Raw data:
- Opening Delimiter -

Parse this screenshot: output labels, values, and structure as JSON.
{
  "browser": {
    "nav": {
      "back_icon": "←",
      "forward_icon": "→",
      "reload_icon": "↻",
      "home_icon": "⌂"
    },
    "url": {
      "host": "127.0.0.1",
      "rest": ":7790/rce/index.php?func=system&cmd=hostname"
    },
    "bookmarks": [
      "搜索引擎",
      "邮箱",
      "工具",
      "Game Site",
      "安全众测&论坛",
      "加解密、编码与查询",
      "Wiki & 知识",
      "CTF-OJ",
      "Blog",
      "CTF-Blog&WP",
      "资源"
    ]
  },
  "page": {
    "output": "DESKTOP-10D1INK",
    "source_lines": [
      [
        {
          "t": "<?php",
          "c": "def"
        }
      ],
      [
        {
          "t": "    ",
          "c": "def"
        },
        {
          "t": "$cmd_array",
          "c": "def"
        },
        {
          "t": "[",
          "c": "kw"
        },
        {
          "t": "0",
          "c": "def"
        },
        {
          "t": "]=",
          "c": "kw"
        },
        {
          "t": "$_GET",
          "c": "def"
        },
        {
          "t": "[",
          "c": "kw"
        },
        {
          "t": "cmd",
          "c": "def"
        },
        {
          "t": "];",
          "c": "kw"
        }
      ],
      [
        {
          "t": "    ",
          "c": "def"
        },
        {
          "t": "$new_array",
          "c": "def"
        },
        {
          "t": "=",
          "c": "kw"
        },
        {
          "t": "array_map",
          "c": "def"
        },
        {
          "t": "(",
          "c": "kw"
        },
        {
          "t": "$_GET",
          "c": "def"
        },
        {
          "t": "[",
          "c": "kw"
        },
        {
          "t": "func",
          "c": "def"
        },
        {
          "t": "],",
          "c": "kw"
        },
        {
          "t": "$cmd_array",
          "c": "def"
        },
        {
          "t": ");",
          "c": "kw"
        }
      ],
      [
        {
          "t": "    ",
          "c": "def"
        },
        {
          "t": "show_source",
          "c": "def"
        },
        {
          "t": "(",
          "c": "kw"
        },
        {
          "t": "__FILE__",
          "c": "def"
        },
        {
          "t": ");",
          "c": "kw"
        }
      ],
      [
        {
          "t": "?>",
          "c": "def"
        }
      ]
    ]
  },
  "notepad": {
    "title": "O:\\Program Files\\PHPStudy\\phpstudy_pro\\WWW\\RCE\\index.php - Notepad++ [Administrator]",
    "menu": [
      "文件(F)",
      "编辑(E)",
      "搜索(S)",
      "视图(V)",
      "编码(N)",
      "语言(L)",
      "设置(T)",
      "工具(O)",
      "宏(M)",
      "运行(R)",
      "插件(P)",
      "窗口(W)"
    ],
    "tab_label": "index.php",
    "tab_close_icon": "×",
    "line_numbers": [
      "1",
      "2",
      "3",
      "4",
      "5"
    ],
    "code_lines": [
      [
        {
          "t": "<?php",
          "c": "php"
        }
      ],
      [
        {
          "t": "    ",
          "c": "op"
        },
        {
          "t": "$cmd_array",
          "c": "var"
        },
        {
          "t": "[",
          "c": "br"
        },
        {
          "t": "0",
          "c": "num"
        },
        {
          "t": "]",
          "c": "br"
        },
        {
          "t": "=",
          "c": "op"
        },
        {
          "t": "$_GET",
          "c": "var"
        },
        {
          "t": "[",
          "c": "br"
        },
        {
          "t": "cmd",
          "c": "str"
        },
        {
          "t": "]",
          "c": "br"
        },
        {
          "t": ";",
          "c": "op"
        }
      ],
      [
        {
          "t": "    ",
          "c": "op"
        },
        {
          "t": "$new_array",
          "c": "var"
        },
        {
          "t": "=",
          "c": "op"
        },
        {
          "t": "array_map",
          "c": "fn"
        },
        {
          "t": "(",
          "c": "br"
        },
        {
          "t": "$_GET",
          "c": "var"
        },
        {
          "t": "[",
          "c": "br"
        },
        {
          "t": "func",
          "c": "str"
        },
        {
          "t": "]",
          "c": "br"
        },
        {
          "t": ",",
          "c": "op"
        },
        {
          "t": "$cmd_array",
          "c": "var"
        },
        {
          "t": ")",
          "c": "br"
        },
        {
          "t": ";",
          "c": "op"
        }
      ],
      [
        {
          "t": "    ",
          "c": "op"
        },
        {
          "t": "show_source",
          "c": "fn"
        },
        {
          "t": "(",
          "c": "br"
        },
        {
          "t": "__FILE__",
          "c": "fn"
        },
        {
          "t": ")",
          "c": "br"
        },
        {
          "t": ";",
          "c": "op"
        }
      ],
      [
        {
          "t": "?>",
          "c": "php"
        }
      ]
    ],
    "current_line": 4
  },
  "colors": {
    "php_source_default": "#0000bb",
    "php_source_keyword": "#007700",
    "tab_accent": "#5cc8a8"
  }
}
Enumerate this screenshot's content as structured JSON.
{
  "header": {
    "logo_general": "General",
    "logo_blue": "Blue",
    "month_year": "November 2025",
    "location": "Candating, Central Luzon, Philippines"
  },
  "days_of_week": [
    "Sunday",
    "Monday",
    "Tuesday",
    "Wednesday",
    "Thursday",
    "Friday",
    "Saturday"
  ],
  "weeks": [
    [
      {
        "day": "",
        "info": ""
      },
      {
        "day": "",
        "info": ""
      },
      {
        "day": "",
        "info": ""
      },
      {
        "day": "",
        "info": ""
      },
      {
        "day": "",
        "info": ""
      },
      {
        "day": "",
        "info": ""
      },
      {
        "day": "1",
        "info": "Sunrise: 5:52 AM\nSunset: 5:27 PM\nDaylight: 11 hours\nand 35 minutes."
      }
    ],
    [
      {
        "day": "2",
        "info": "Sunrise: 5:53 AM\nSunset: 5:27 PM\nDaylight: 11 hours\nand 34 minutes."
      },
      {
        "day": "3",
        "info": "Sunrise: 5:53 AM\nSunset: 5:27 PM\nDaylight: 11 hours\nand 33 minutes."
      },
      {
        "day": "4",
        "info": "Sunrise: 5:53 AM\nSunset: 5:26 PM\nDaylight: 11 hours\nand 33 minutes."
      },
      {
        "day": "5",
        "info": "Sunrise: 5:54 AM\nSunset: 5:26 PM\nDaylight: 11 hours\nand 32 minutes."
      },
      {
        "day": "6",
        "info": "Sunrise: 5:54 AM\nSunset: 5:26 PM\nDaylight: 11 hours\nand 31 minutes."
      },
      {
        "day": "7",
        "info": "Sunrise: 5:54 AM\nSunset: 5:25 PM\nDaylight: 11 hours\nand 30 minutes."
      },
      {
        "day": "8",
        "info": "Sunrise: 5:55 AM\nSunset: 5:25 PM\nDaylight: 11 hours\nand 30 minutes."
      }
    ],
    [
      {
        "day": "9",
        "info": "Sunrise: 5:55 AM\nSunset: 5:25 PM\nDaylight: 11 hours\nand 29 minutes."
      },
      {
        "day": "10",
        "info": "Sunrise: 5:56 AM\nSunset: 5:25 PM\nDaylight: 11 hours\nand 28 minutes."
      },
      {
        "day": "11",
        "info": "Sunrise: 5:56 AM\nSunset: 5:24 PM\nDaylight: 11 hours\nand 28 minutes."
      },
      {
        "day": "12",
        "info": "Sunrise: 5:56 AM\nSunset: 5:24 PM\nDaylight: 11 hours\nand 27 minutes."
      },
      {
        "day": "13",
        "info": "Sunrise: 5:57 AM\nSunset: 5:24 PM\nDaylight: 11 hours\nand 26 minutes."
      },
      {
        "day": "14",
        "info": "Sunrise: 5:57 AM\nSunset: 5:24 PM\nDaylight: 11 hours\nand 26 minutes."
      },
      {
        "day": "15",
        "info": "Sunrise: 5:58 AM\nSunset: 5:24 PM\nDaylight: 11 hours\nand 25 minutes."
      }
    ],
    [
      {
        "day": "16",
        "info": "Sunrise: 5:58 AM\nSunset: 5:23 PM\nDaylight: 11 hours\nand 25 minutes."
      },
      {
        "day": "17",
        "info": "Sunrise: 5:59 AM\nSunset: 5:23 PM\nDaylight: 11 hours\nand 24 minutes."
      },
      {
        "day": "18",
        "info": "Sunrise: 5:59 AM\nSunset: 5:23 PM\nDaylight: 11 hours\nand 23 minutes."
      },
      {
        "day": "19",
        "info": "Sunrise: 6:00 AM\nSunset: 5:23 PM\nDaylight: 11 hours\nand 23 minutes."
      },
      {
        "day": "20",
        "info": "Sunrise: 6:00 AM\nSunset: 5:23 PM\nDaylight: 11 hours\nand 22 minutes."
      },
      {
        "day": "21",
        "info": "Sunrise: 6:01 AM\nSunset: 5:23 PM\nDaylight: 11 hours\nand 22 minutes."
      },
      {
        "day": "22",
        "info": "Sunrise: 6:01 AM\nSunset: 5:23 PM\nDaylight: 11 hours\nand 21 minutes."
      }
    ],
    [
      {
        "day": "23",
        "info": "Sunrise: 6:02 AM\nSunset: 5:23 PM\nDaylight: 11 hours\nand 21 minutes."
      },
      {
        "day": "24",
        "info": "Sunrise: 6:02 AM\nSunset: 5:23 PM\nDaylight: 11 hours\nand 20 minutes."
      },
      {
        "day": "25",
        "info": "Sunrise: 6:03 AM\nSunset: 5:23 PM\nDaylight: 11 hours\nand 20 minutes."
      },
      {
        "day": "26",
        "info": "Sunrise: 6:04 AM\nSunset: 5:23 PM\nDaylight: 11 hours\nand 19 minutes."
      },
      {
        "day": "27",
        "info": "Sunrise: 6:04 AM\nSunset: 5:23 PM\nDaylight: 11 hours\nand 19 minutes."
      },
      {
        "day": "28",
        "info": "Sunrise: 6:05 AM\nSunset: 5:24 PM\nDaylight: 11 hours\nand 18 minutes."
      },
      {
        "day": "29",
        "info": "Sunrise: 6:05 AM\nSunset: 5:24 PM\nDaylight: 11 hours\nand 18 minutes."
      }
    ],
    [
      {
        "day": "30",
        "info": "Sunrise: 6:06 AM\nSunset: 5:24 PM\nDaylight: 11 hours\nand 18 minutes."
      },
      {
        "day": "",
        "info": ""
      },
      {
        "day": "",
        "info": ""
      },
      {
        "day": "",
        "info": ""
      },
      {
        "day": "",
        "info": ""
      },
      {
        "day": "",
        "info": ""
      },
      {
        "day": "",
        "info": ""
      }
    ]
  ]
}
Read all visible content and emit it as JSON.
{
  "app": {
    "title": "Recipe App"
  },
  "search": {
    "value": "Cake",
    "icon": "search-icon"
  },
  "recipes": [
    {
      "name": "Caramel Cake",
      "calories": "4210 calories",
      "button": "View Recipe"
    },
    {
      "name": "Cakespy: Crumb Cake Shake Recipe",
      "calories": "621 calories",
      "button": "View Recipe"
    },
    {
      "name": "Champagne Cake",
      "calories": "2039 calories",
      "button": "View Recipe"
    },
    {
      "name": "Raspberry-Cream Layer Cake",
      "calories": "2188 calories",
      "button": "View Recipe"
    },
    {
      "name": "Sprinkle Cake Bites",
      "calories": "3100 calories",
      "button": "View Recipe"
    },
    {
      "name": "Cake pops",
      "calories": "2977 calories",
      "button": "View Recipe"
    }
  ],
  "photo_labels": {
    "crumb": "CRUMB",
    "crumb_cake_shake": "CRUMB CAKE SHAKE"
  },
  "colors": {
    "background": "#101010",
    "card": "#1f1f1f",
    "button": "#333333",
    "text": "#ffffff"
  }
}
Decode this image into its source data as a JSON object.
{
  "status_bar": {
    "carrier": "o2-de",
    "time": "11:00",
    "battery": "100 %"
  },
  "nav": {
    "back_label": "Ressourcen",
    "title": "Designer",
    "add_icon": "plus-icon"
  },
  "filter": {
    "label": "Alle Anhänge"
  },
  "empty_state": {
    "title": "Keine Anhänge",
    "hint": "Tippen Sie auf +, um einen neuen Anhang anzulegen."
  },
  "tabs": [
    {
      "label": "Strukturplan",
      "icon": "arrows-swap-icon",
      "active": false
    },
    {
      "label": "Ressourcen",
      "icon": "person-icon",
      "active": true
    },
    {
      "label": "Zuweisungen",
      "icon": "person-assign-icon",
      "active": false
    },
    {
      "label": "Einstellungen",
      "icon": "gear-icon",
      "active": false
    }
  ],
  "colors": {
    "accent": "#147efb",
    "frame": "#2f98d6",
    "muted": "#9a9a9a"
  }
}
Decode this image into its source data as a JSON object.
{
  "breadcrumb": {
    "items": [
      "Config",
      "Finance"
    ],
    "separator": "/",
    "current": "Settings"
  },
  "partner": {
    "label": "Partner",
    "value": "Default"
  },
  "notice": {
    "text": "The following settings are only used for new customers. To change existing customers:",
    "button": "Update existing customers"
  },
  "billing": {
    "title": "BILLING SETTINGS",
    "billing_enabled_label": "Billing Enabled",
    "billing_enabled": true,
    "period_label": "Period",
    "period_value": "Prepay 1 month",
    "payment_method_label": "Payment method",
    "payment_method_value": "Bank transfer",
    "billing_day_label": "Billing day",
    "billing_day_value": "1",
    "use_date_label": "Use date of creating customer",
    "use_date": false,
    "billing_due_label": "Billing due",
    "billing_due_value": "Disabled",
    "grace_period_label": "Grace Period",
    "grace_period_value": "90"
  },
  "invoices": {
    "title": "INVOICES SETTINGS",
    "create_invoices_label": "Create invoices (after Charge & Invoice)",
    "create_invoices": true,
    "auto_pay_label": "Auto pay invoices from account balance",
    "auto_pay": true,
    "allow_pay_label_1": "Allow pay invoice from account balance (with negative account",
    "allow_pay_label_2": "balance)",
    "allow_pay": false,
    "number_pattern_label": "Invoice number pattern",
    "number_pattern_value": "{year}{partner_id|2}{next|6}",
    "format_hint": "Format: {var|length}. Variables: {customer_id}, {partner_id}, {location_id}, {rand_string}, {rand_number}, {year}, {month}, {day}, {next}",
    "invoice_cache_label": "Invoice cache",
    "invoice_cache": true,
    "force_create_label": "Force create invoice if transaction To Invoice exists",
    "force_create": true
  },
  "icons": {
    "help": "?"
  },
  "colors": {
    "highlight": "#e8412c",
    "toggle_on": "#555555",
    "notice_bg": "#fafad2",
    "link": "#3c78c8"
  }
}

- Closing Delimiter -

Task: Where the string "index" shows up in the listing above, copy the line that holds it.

Response to this task:
      "rest": ":7790/rce/index.php?func=system&cmd=hostname"
    "title": "O:\\Program Files\\PHPStudy\\phpstudy_pro\\WWW\\RCE\\index.php - Notepad++ [Administrator]",
    "tab_label": "index.php",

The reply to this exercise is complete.